Her other frustration is how many organisations are claiming to work in this space, but are either unaware or unwilling to understand the barriers facing these communities. “There’s heaps of organisations doing this work, providing workshops et cetera, but from what I’ve seen, they’re not connecting with the communities. And a lot of our community are very shy and so they won’t tell you if they can’t afford a laptop. So these organisations have to find a way to navigate these communities.”
Just over 10% of Māngere Central Primary’s* families don’t have an internet connection. Like Lafaele, principal Jacqualene Maindonald says she’s seen organisations offering help but it turning out to be “a lot of hui and not much do-ey”.
Regardless of this, she’s determined her pupils won’t miss out on opportunities that come from being digital literate. “This is a priority for us as a school and so instead of just relying on the ministry, we’ve been setting aside a portion of the budget and getting on with it.”

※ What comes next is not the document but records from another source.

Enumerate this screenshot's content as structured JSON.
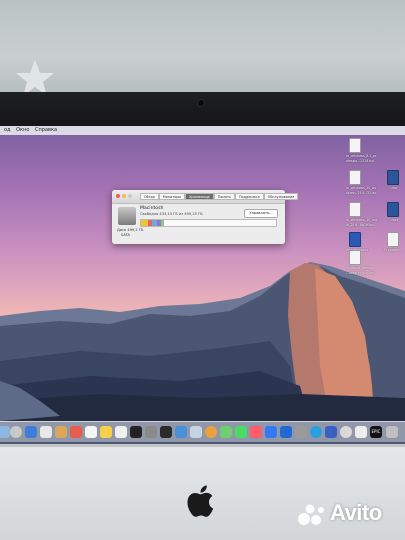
{
  "menubar": {
    "items": [
      "од",
      "Окно",
      "Справка"
    ]
  },
  "dialog": {
    "tabs": [
      "Обзор",
      "Мониторы",
      "Хранилище",
      "Память",
      "Поддержка",
      "Обслуживание"
    ],
    "active_tab_index": 2,
    "drive_name": "Macintosh",
    "free_space": "Свободно 433,15 ГБ из 499,25 ГБ",
    "manage_button": "Управлять...",
    "drive_caption_line1": "Диск 499,2 ГБ",
    "drive_caption_line2": "SATA",
    "usage_segments": [
      {
        "color": "#f1c232",
        "fraction": 0.05
      },
      {
        "color": "#e06666",
        "fraction": 0.03
      },
      {
        "color": "#6fa8dc",
        "fraction": 0.04
      },
      {
        "color": "#8e7cc3",
        "fraction": 0.03
      },
      {
        "color": "#93c47d",
        "fraction": 0.02
      }
    ],
    "used_fraction": 0.13
  },
  "desktop_items": [
    {
      "label": "ru_windows_8.1_pr",
      "label2": "ofessio...2328.iso",
      "style": "doc"
    },
    {
      "label": "ru_windows_10_bu",
      "label2": "siness_21H...33.iso",
      "style": "doc"
    },
    {
      "label": "ru_windows_10_mu",
      "label2": "lti_21H...8b2e.iso",
      "style": "doc"
    },
    {
      "label": "...doc",
      "label2": "",
      "style": "word"
    },
    {
      "label": "...docx",
      "label2": "",
      "style": "word"
    },
    {
      "label": "Инсталляция",
      "label2": "",
      "style": "blue"
    },
    {
      "label": "Ускорить...",
      "label2": "",
      "style": "doc"
    },
    {
      "label": "Windows_arena_",
      "label2": "...ntegrity_ru...iso",
      "style": "doc"
    }
  ],
  "dock": {
    "badge": "EPIC"
  },
  "brand": {
    "apple": "apple-logo",
    "watermark": "Avito"
  }
}
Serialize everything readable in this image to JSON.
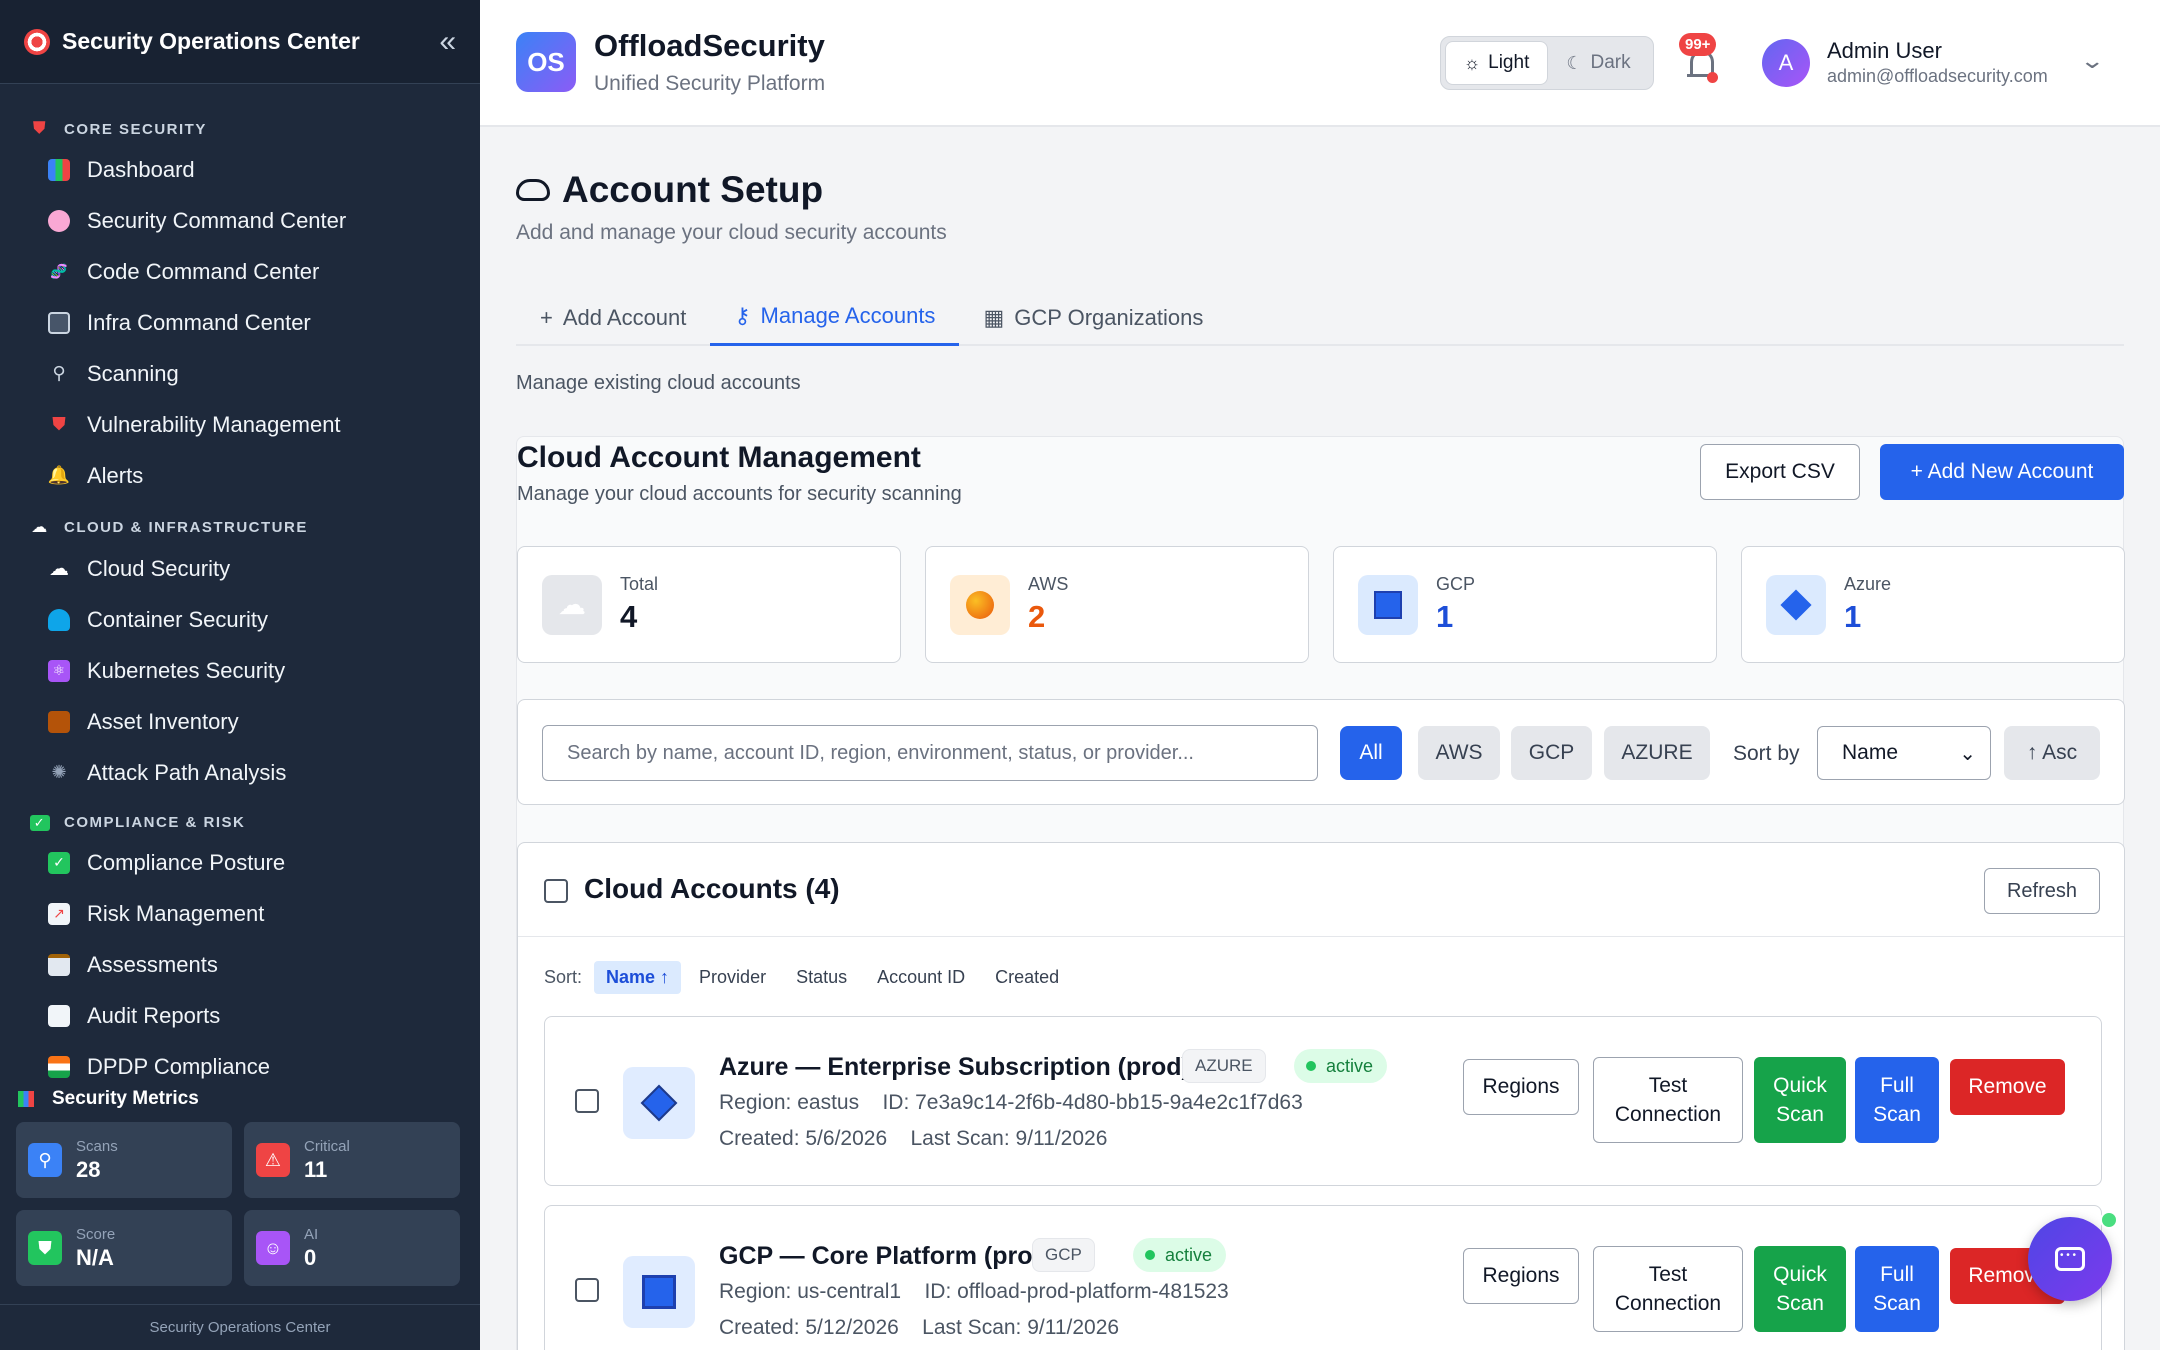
{
  "sidebar": {
    "title": "Security Operations Center",
    "sections": [
      {
        "label": "CORE SECURITY",
        "items": [
          "Dashboard",
          "Security Command Center",
          "Code Command Center",
          "Infra Command Center",
          "Scanning",
          "Vulnerability Management",
          "Alerts"
        ]
      },
      {
        "label": "CLOUD & INFRASTRUCTURE",
        "items": [
          "Cloud Security",
          "Container Security",
          "Kubernetes Security",
          "Asset Inventory",
          "Attack Path Analysis"
        ]
      },
      {
        "label": "COMPLIANCE & RISK",
        "items": [
          "Compliance Posture",
          "Risk Management",
          "Assessments",
          "Audit Reports",
          "DPDP Compliance"
        ]
      }
    ],
    "metrics_title": "Security Metrics",
    "metrics": [
      {
        "label": "Scans",
        "value": "28"
      },
      {
        "label": "Critical",
        "value": "11"
      },
      {
        "label": "Score",
        "value": "N/A"
      },
      {
        "label": "AI",
        "value": "0"
      }
    ],
    "footer": "Security Operations Center"
  },
  "topbar": {
    "logo_text": "OS",
    "brand": "OffloadSecurity",
    "tagline": "Unified Security Platform",
    "theme_light": "Light",
    "theme_dark": "Dark",
    "notifications": "99+",
    "avatar_initial": "A",
    "user_name": "Admin User",
    "user_email": "admin@offloadsecurity.com"
  },
  "page": {
    "title": "Account Setup",
    "subtitle": "Add and manage your cloud security accounts",
    "tabs": [
      "Add Account",
      "Manage Accounts",
      "GCP Organizations"
    ],
    "tab_desc": "Manage existing cloud accounts"
  },
  "panel": {
    "title": "Cloud Account Management",
    "subtitle": "Manage your cloud accounts for security scanning",
    "export": "Export CSV",
    "add": "+ Add New Account",
    "stats": [
      {
        "label": "Total",
        "value": "4",
        "color": "#111827"
      },
      {
        "label": "AWS",
        "value": "2",
        "color": "#ea580c"
      },
      {
        "label": "GCP",
        "value": "1",
        "color": "#1d4ed8"
      },
      {
        "label": "Azure",
        "value": "1",
        "color": "#1d4ed8"
      }
    ],
    "search_placeholder": "Search by name, account ID, region, environment, status, or provider...",
    "filters": [
      "All",
      "AWS",
      "GCP",
      "AZURE"
    ],
    "sort_label": "Sort by",
    "sort_value": "Name",
    "sort_dir": "↑ Asc"
  },
  "list": {
    "title": "Cloud Accounts (4)",
    "refresh": "Refresh",
    "sort_prefix": "Sort:",
    "sort_options": [
      "Name ↑",
      "Provider",
      "Status",
      "Account ID",
      "Created"
    ],
    "accounts": [
      {
        "name": "Azure — Enterprise Subscription (prod)",
        "provider": "AZURE",
        "status": "active",
        "region": "Region: eastus",
        "id": "ID: 7e3a9c14-2f6b-4d80-bb15-9a4e2c1f7d63",
        "created": "Created: 5/6/2026",
        "last_scan": "Last Scan: 9/11/2026"
      },
      {
        "name": "GCP — Core Platform (prod)",
        "provider": "GCP",
        "status": "active",
        "region": "Region: us-central1",
        "id": "ID: offload-prod-platform-481523",
        "created": "Created: 5/12/2026",
        "last_scan": "Last Scan: 9/11/2026"
      }
    ],
    "actions": {
      "regions": "Regions",
      "test_1": "Test",
      "test_2": "Connection",
      "quick_1": "Quick",
      "quick_2": "Scan",
      "full_1": "Full",
      "full_2": "Scan",
      "remove": "Remove"
    }
  },
  "colors": {
    "sidebar_bg": "#1e293b",
    "primary": "#2563eb",
    "success": "#16a34a",
    "danger": "#dc2626"
  }
}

Over the last two years the school has organised a range of initiatives to close the gap, including running workshops for students on topics such as coding and video making and hosting digital skills conferences for staff and parents. The school has also offered all its senior students a Chromebook over this lockdown and has a pilot scheme to enable families to buy a Chromebook or iPad at a significantly subsidised price.
At Manurewa High, Gibson says another measure aimed at closing the digital divide is introducing students to technology through innovative spaces like her school’s Makerspace. The Makerspace is a unique initiative at the school, funded by Foundation North and delivered in collaboration with educational consultancy Ask Q, where students can learn about digital technologies like 3D printers and laser cutters in a non-classroom setting.
Gibson says the Makerspace demystifies digital tools for students unfamiliar with technology, and whets their appetites for different career options. “Students get to explore and work on their various projects and develop creative skills and techniques that they can take with them in the future if they wish to pursue that pathway.”
As a student, Rubeiariki admits “I didn’t think I could be good with technology”, but says the Makerspace has opened her mind up to new career ideas. “I want to use the skills I've learnt here to start a business, designing and making stuff,” she says.
A deputy secretary for the Ministry of Education, Ellen MacGregor-Reid said in a written statement that more than 10,000 devices have been provided nationwide, of which 56% went to households in Auckland. This is in addition to the more than 36,000 devices sent out last year.
“The priority has been students studying for NCEA. Alongside our distribution of devices we’ve also helped with internet connections,” she said. All homes currently connected and/or being connected through the ministry will continue to have free internet access until December 2021.
“Not all learners are able to access online learning, which is why we continue to send out learning hard packs. We’ve sent out 45,352 learning packs to decile 1 to 3 schools and kura in the Auckland region.”
Couillault’s Papatoetoe High students have been hit hard by multiple lockdowns, as well as the extra pressures of being at the centre of a large Covid outbreak in February. Does he fear for his pupils’ future?
“The students who represented our school on TV at the beginning of the year are some amazing humans who will make a difference in the world going forward, and the fact they might not do an extra achievement standard won’t make a difference. The nature of what is being learnt is quite different to previous years, and I'm not talking about school content, I'm talking about life.”
*Justin Latif is on the Māngere Central Primary board of trustees.